Mussels are a national dish in Belgium, and Brussels has no shortage of the tasty shellfish. There are restaurants serving it all over the city, but the most famous is probably Chez Leon, not far from the Grand Place. It serves a variety of traditional Belgian plates, with the freshest mussels and most delicious sauces that come with them – our favourite is the garlic. Mussels are typically served with fries and washed down with a cold Belgian beer.
8. Frame yourself in an architectural masterpiece
This is arguably the most beautiful medieval square in Europe. The Grand Place in the centre of town features 17th-century architecture from the Baroque, Gothic and Louis XIV eras. Look out for the spectacular Town Hall perched on this wonderful cobblestone square.
The square is lined with cafes and shops which makes it a great place to sit and people-watch, or just explore. Three times a week there is a morning flower market, and seasonal festivities include Christmas fairs and summer music concerts.
9. Shop for unique souvenirs

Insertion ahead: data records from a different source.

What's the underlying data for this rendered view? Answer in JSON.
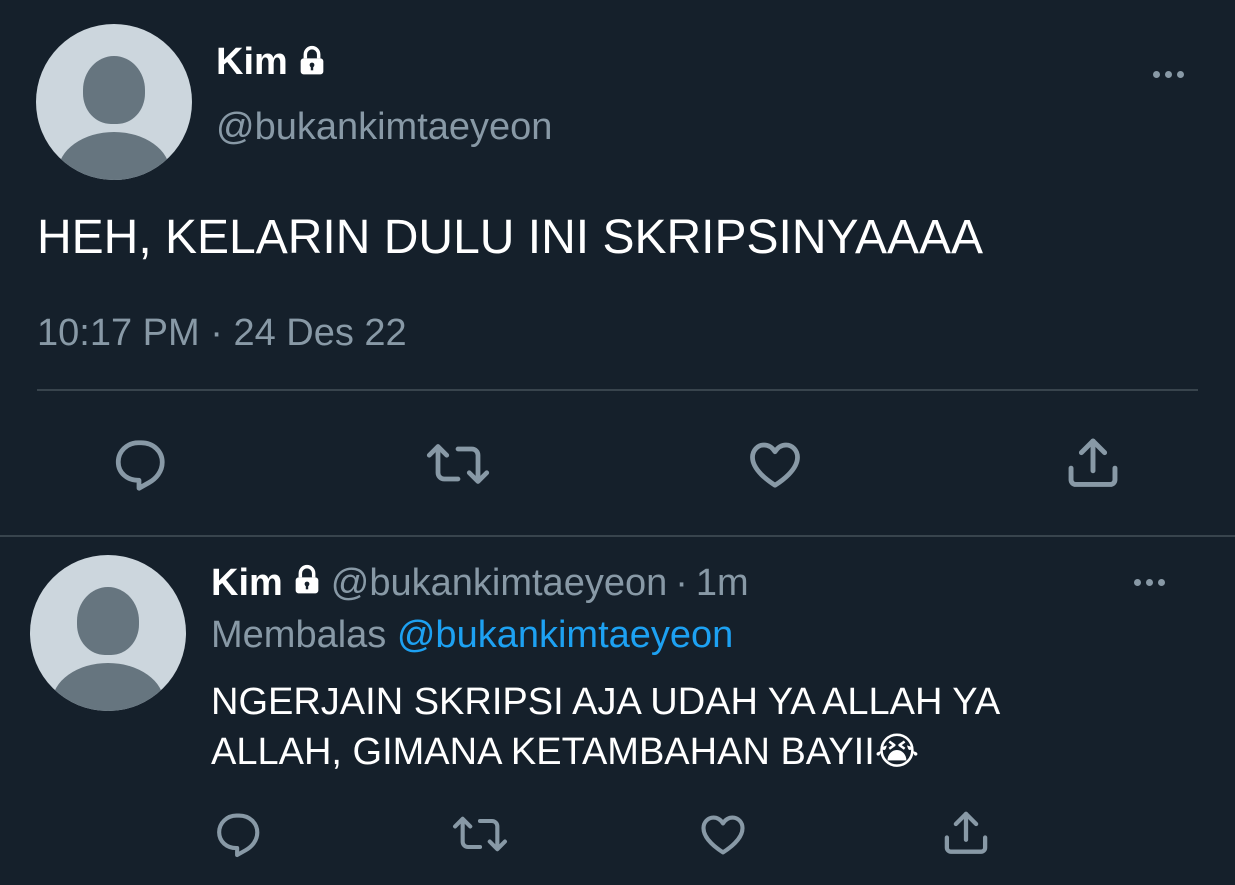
{
  "main_tweet": {
    "display_name": "Kim",
    "handle": "@bukankimtaeyeon",
    "text": "HEH, KELARIN DULU INI SKRIPSINYAAAA",
    "time": "10:17 PM",
    "separator": "·",
    "date": "24 Des 22",
    "icons": [
      "lock-icon",
      "more-icon",
      "reply-icon",
      "retweet-icon",
      "like-icon",
      "share-icon"
    ]
  },
  "reply_tweet": {
    "display_name": "Kim",
    "handle": "@bukankimtaeyeon",
    "separator": "·",
    "age": "1m",
    "replying_label": "Membalas",
    "replying_to": "@bukankimtaeyeon",
    "text_line1": "NGERJAIN SKRIPSI AJA UDAH YA ALLAH YA",
    "text_line2": "ALLAH, GIMANA KETAMBAHAN BAYII",
    "emoji": "😭"
  },
  "colors": {
    "background": "#15202b",
    "text": "#ffffff",
    "muted": "#8899a6",
    "link": "#1da1f2",
    "divider": "#38444d",
    "avatar_bg": "#ccd6dd",
    "avatar_fg": "#66757f"
  }
}
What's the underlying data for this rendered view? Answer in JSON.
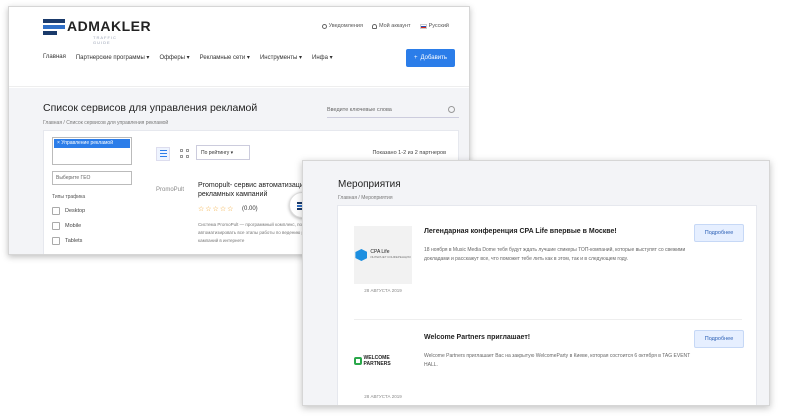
{
  "back": {
    "logo": {
      "name": "ADMAKLER",
      "tagline": "TRAFFIC GUIDE"
    },
    "topbar": {
      "notifications": "Уведомления",
      "account": "Мой аккаунт",
      "language": "Русский"
    },
    "nav": [
      "Главная",
      "Партнерские программы ▾",
      "Офферы ▾",
      "Рекламные сети ▾",
      "Инструменты ▾",
      "Инфа ▾"
    ],
    "add_button": "Добавить",
    "page_title": "Список сервисов для управления рекламой",
    "search_placeholder": "Введите ключевые слова",
    "breadcrumb": "Главная / Список сервисов для управления рекламой",
    "filter_chip": "× Управление рекламой",
    "geo_placeholder": "Выберите ГЕО",
    "traffic_title": "Типы трафика",
    "traffic_types": [
      "Desktop",
      "Mobile",
      "Tablets"
    ],
    "sort": "По рейтингу ▾",
    "count": "Показано 1-2 из 2 партнеров",
    "item": {
      "logo_text": "PromoPult",
      "title": "Promopult- сервис автоматизации рекламных кампаний",
      "stars": "☆☆☆☆☆",
      "rating": "(0.00)",
      "desc": "Система PromoPult — программный комплекс, позволяющий автоматизировать все этапы работы по ведению рекламных кампаний в интернете"
    }
  },
  "front": {
    "title": "Мероприятия",
    "breadcrumb": "Главная / Мероприятия",
    "events": [
      {
        "title": "Легендарная конференция CPA Life впервые в Москве!",
        "desc": "18 ноября в Music Media Dome тебя будут ждать лучшие спикеры ТОП-компаний, которые выступят со свежими докладами и расскажут все, что поможет тебе лить как в этом, так и в следующем году.",
        "date": "28 АВГУСТА 2019",
        "button": "Подробнее",
        "logo_main": "CPA Life",
        "logo_sub": "ИНТЕРНЕТ КОНФЕРЕНЦИЯ"
      },
      {
        "title": "Welcome Partners приглашает!",
        "desc": "Welcome Partners приглашает Вас на закрытую WelcomeParty в Киеве, которая состоится 6 октября в TAG EVENT HALL.",
        "date": "28 АВГУСТА 2019",
        "button": "Подробнее",
        "logo_main": "WELCOME PARTNERS"
      }
    ]
  }
}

The huge daily flea market in the Place du Jeu de Balle is the most famous in Brussels. From 6am until 2pm, go in search of hidden treasures and antiques. Naturally, there is a lot of junk to sift through in order to reach those rare and exciting finds, but that actually is half the fun of it. There are also local arts and crafts for sale, vintage clothing and food trucks for those more interested in eating.
10. Board a classic train
There is something about European rail travel that gives it a glamorous edge over the rest of the world. Train World is a railway museum in Brussels housed in a stunning, old train station. There are thousands of train-related pieces, including an original 19th-century railway bridge and the oldest preserved locomotive in Continental Europe, the 1842 Pays de Waes.
PHOTOS: BRUSSELS WALKING TOUR BY GLOBAL ENTERPRISES FACEBOOK, TRAIN WORLD FACEBOOK, LES AMIS DU VIEUX MARCHÉ FACEBOOK, THE ATOMIUM FACEBOOK, CHEZ LÉON 1893 FACEBOOK, INSTAGRAM, PIERRE MARCOLINI FACEBOOK, MIMBRUSSELS FACEBOOK, 123RF.COM
This article was originally published by Singapore Press Holdings.